Mr. Vaibhav Sharma is currently pursuing his Ph.D. in the prestigious Cornell University, an ivy league university which is the 14th best university in the world and is among the top 10 universities in the USA!!
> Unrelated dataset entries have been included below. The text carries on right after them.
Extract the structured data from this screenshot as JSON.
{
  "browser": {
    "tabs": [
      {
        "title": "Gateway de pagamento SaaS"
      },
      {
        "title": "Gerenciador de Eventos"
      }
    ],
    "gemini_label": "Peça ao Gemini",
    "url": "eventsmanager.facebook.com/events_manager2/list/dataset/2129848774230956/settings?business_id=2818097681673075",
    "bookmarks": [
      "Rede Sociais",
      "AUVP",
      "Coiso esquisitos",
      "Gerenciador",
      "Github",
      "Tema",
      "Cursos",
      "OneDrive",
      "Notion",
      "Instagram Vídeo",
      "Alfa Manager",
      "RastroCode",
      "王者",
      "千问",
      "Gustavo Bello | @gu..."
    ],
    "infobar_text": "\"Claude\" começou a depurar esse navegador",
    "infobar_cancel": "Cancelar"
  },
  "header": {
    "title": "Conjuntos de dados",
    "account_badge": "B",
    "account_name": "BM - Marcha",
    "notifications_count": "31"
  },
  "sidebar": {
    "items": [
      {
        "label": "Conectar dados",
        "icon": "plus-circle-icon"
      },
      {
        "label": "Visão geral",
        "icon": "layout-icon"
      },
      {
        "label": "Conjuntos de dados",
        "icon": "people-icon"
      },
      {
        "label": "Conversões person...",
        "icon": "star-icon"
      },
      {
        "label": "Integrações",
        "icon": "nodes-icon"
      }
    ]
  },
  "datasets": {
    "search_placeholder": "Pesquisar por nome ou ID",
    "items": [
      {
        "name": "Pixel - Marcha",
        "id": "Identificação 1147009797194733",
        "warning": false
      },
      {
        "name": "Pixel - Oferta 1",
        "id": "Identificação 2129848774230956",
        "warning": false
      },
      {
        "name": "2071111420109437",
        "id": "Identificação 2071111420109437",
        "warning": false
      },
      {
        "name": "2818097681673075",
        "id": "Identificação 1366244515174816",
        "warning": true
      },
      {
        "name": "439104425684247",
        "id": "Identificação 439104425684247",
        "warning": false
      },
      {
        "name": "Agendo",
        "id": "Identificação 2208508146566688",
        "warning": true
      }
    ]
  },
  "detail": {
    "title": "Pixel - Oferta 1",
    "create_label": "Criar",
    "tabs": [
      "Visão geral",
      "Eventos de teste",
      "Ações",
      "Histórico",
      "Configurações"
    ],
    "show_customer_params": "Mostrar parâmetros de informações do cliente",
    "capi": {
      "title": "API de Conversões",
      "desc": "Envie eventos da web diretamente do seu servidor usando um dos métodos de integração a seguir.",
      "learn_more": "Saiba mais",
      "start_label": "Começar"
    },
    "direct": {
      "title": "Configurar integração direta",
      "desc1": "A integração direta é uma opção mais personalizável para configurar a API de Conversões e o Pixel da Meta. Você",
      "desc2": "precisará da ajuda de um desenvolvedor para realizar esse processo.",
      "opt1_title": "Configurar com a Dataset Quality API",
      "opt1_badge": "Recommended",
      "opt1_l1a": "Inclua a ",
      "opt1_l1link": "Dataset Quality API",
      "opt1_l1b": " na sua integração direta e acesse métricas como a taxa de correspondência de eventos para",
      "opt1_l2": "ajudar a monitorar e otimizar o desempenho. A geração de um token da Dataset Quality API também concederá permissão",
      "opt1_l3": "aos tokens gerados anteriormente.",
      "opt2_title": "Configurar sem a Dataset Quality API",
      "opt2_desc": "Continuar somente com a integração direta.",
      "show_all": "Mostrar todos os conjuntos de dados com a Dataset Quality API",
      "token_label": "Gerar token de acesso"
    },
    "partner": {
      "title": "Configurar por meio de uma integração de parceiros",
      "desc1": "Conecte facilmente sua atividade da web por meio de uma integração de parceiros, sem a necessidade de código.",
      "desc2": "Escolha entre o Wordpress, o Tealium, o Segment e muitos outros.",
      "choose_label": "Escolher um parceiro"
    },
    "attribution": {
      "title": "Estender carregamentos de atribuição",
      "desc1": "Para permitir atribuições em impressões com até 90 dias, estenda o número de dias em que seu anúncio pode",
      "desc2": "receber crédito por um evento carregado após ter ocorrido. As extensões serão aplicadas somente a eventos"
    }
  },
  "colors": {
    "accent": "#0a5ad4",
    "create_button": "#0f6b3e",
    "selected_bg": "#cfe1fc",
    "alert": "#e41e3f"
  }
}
The fact that he once was an engineering grad like the readers of the blog should give us all enough hope and assurance to pursue our passion for physics after engineering.